● **Data provided**

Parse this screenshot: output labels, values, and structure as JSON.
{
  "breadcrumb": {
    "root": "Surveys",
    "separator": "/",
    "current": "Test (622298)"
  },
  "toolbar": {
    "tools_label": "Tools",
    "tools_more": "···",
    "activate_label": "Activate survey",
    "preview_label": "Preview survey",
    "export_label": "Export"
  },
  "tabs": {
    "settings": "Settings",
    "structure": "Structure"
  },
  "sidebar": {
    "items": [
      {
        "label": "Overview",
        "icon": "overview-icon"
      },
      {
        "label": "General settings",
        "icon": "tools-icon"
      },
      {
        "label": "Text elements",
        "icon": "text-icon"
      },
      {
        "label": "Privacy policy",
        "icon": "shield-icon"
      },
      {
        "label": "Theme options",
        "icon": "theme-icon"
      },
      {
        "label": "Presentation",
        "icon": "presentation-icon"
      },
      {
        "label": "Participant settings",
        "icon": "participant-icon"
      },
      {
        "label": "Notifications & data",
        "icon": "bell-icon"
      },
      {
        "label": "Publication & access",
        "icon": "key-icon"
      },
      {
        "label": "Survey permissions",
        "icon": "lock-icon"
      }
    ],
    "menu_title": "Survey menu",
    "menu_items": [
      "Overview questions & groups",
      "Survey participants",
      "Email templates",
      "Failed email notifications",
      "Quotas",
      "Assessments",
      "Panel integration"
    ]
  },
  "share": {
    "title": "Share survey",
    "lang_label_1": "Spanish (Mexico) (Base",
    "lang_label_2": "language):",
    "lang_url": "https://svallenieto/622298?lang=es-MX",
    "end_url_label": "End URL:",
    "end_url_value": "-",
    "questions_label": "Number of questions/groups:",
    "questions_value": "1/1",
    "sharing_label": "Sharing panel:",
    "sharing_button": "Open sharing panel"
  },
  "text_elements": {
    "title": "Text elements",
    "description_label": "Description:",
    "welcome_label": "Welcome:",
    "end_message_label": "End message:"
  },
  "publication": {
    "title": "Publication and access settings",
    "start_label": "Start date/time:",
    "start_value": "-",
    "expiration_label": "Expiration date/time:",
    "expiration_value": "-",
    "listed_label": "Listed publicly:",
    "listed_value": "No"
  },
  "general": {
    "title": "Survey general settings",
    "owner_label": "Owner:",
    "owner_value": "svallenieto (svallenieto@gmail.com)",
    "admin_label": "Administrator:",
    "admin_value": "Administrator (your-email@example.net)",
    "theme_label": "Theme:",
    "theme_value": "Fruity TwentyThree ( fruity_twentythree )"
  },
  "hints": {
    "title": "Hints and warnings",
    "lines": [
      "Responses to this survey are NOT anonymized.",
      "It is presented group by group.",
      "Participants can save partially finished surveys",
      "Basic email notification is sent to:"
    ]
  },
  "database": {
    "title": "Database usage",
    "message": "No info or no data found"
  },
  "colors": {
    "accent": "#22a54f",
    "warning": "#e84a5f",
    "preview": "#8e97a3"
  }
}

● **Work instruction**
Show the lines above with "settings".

● **Your solution**
    "settings": "Settings",
        "label": "General settings",
        "label": "Participant settings",
    "title": "Publication and access settings",
    "title": "Survey general settings",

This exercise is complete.